When I use the PlayStation TV, a micro-console in the same vein as the Ouya or Mad Catz's M.O.J.O., I can't help but feel like I'm viewing the moon through my new $99 (£84, AU$105) telescope.

At best, the PlayStation TV (or PSTV for short) is a bridge between a second TV in your house and the PS4 in your living room, or, as a cheap console for the kids who aren't quite ready for a full-size system.

At its worst, it's a content-bare, set-top box prototype with a recycled interface from the PS Vita and almost no apps, that may - or may not - be cool in another few years.


The PSTV is unbelievably small - it measures in at just 2.6 x 4.1 x .5 inches (L x W x H), which is about the size of a deck of cards or an average smartphone.

Not only is it small, it's incredibly clean too. The front all-plastic panel is free from any button and blemish, while a simple inlaid PlayStation logo is the only marking on the top of the unit. Spin it around to the right side and you'll find a hidden PS Vita card slot. Turn it all the way around to find the clandestine ports.

PlayStation TV review

From left to right, you'll see a 2mm power button, Memory Stick Micro card slot, USB, HDMI, ethernet ports and a 5V battery connector. Everything here feels vital to the operation of the console and while the overall appearance is a bit cramped, it allows the front and sides of the unit to be clutter-free.


Despite what its 16 x 24 inch quick start user manual may otherwise indicate, setting up the system takes just about five minutes or less if you have your PSN account information on hand.

Syncing up a DualShock 3 or DualShock 4 controller is just as easy.
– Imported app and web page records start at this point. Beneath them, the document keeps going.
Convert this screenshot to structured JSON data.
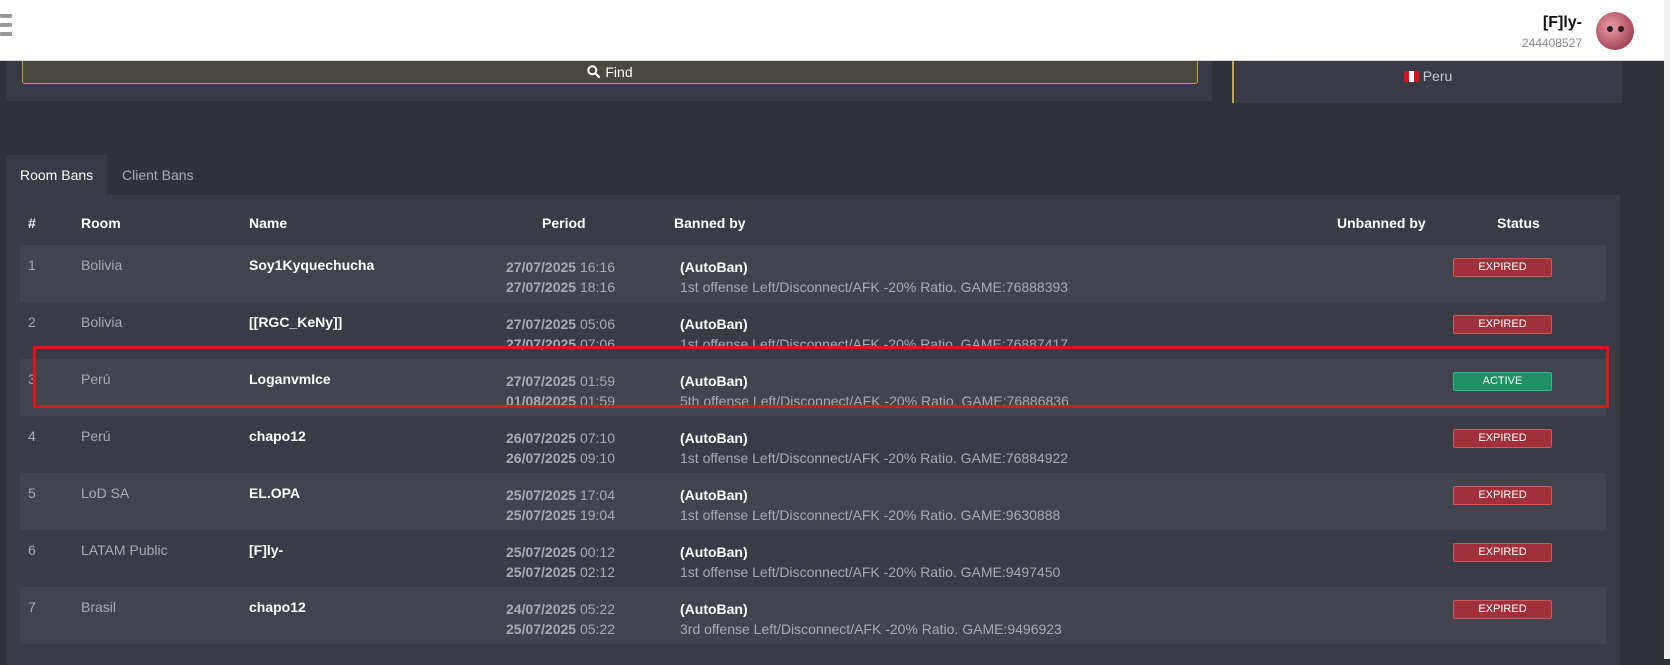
{
  "header": {
    "user_name": "[F]ly-",
    "user_id": "244408527",
    "menu_icon": "hamburger-menu-icon",
    "avatar_icon": "user-avatar"
  },
  "search": {
    "find_label": "Find",
    "find_icon": "search-icon"
  },
  "region": {
    "country": "Peru",
    "flag_icon": "peru-flag-icon"
  },
  "tabs": [
    {
      "label": "Room Bans",
      "active": true
    },
    {
      "label": "Client Bans",
      "active": false
    }
  ],
  "table": {
    "columns": {
      "num": "#",
      "room": "Room",
      "name": "Name",
      "period": "Period",
      "banned_by": "Banned by",
      "unbanned_by": "Unbanned by",
      "status": "Status"
    },
    "rows": [
      {
        "num": "1",
        "room": "Bolivia",
        "name": "Soy1Kyquechucha",
        "start_date": "27/07/2025",
        "start_time": "16:16",
        "end_date": "27/07/2025",
        "end_time": "18:16",
        "banned_by": "(AutoBan)",
        "reason": "1st offense Left/Disconnect/AFK -20% Ratio. GAME:76888393",
        "unbanned_by": "",
        "status": "EXPIRED"
      },
      {
        "num": "2",
        "room": "Bolivia",
        "name": "[[RGC_KeNy]]",
        "start_date": "27/07/2025",
        "start_time": "05:06",
        "end_date": "27/07/2025",
        "end_time": "07:06",
        "banned_by": "(AutoBan)",
        "reason": "1st offense Left/Disconnect/AFK -20% Ratio. GAME:76887417",
        "unbanned_by": "",
        "status": "EXPIRED"
      },
      {
        "num": "3",
        "room": "Perú",
        "name": "LoganvmIce",
        "start_date": "27/07/2025",
        "start_time": "01:59",
        "end_date": "01/08/2025",
        "end_time": "01:59",
        "banned_by": "(AutoBan)",
        "reason": "5th offense Left/Disconnect/AFK -20% Ratio. GAME:76886836",
        "unbanned_by": "",
        "status": "ACTIVE"
      },
      {
        "num": "4",
        "room": "Perú",
        "name": "chapo12",
        "start_date": "26/07/2025",
        "start_time": "07:10",
        "end_date": "26/07/2025",
        "end_time": "09:10",
        "banned_by": "(AutoBan)",
        "reason": "1st offense Left/Disconnect/AFK -20% Ratio. GAME:76884922",
        "unbanned_by": "",
        "status": "EXPIRED"
      },
      {
        "num": "5",
        "room": "LoD SA",
        "name": "EL.OPA",
        "start_date": "25/07/2025",
        "start_time": "17:04",
        "end_date": "25/07/2025",
        "end_time": "19:04",
        "banned_by": "(AutoBan)",
        "reason": "1st offense Left/Disconnect/AFK -20% Ratio. GAME:9630888",
        "unbanned_by": "",
        "status": "EXPIRED"
      },
      {
        "num": "6",
        "room": "LATAM Public",
        "name": "[F]ly-",
        "start_date": "25/07/2025",
        "start_time": "00:12",
        "end_date": "25/07/2025",
        "end_time": "02:12",
        "banned_by": "(AutoBan)",
        "reason": "1st offense Left/Disconnect/AFK -20% Ratio. GAME:9497450",
        "unbanned_by": "",
        "status": "EXPIRED"
      },
      {
        "num": "7",
        "room": "Brasil",
        "name": "chapo12",
        "start_date": "24/07/2025",
        "start_time": "05:22",
        "end_date": "25/07/2025",
        "end_time": "05:22",
        "banned_by": "(AutoBan)",
        "reason": "3rd offense Left/Disconnect/AFK -20% Ratio. GAME:9496923",
        "unbanned_by": "",
        "status": "EXPIRED"
      }
    ]
  },
  "colors": {
    "accent": "#c8a13a",
    "expired": "#a1303a",
    "active": "#1f8f66",
    "highlight": "#e2141b"
  }
}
Plug in one end of a mini- or micro-USB into the corresponding controller and the other into the open port on the back of the console. Unfortunately, one of the downsides of the system is that you need a controller and a memory card (that's not sold with the $99 system) for it to work. After you've got a controller connected all you'll need to do is plug in a direct connection to your router or, if a direct line isn't available, connect it to your wireless network.

PlayStation TV review

During the installation you'll be asked to link into an existing PSN account or set up a new one. If you decide to link to an existing account, the PSTV won't necessarily download (or even remember) which games you've bought and installed on a different system, but having one is a necessary evil if you want to download anything on the PlayStation Store.


If the icon-heavy menu looks familiar to you, you're not going crazy or have ESP (sorry), it's an exact one-to-one translation of the PlayStation Vita's user interface.

While seeing the mobile-friendly interface again makes me nostalgic for my PlayStation handheld, it's a bit of a cop-out. Without the touch controls to poke and prod your way from app to app, you'll be forced to use the control stick to move from one part of the desolate interface to the next in search of something to do.

Sometimes a little innovation goes a long way, and in an already lackluster system the recycled screen just adds insult to injury.

Nick Pino

Nick Pino is Managing Editor, TV and AV for TechRadar's sister site, Tom's Guide. Previously, he was the Senior Editor of Home Entertainment at TechRadar, covering TVs, headphones, speakers, video games, VR and streaming devices. He's also written for GamesRadar+, Official Xbox Magazine, PC Gamer and other outlets over the last decade, and he has a degree in computer science he's not using if anyone wants it.